No matter the focus, discussing declawing on your veterinary page is asking for Unlikes, reported content, and an angry online mob. People will see the word, stop reading, and take to the comments, hoping to add to the snowball of angry people. There just isn’t a reliable way to present this information in the social space and not have it turn sour.  

Including this service (if you offer it) in the Services section of your website, or discussing the surgery and its merits on your blog is fine; just don’t go out of your way to point people to this content on social media.  

It won’t end well, we promise.

Pets and Politics Don’t Mix

You may think you know your demographic and the political slant of the majority of the people within that demographic. But if the current political climate has taught us anything, it’s that people don’t always believe what you think they should.

Unfortunately, all it takes is one contrary viewpoint from someone with too much time on their hands to turn your veterinary page into “the rest of social media.”  

Many of your fans depend on your page to be an oasis of dog pictures, cat videos, helpful information, and celebrations of birthdays and employees of the month; that relationship can quickly sour if you pave the way for political diatribes.

Regardless of your political leanings, your business page isn’t the place to advocate for the change you wish to see in the world. Politics, no matter how well-meaning, brings out the worst in people; and trust us when we say that there isn’t enough time in the world to babysit the comments section of a post that turns politically sour. If you do find a discussion like this brewing on your page, hide the post/comments as quickly as you can in order to keep your page from erupting into a fireball of political complaints.

In short, keep your veterinary practice’s business page about your staff, your services, and happy pets.

Don’t Take the Bait

It’s hard to read unkind things about your brand; and it’s harder still to find a review that’s an outright lie about an experience with your business. While you might think that “setting the record straight” is a great way to correct these inaccuracies, we implore you not to ready your keyboard missiles and prepare to fire. All it’s going to do is make you look like a sore loser.

Think about it from a potential client’s perspective. If you read a restaurant review citing stale bread, overcooked meat, and slow service as a reason for their 2 out of 5 star rating, then see that it’s been replied to by the manager, who is belligerently insisting that these things could never happen in this restaurant; are you going to be more apt to side with the diner or the restrauntier?

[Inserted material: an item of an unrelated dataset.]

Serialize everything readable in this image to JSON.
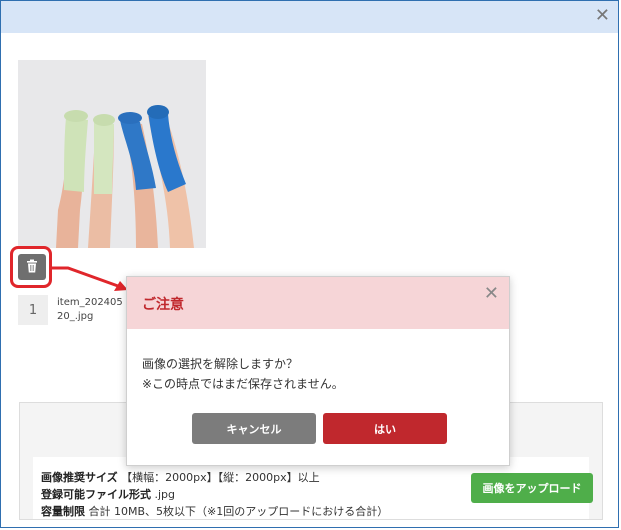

When a client leaves a review, make sure to thank them for taking the time to give feedback – especially when it’s a less-than-satisfactory review. Assure them that you will take their feedback seriously, and to invite them to return for a better experience. Don’t go out of your way to admit fault, that doesn’t help things either; but don’t make excuses or invalidate their opinions.  

Cooler heads always prevail and your online reputation depends on it.

Knowing What to Avoid in Veterinary Social Media

Understanding the role Social Media Marketing plays in your digital footprint is important. Facebook and its ilk make for a fantastic way to share exciting content with users, but it also opens the door for users to complain to an audience of thousands. Don’t give these users the fuel to burn your business page to the ground. Keep your page focused and positive and your review responses succinct and respectful.  

If you would like to learn more about how to successfully manage your digital footprint, or if your practice in a bit of a social media emergency, please contact us. We have the experience needed to lead the way.

Have questions about this veterinary industry marketing topic? Want tips on what else to look out for or how to improve your business' marketing? Come ask questions, share solutions, and join the conversation on VetMarketingTalk, a new online community designed for the veterinary industry and powered by the marketing experts at Beyond Indigo Pets. Click here to sign up today—FREE for the first 30 days, no credit card required.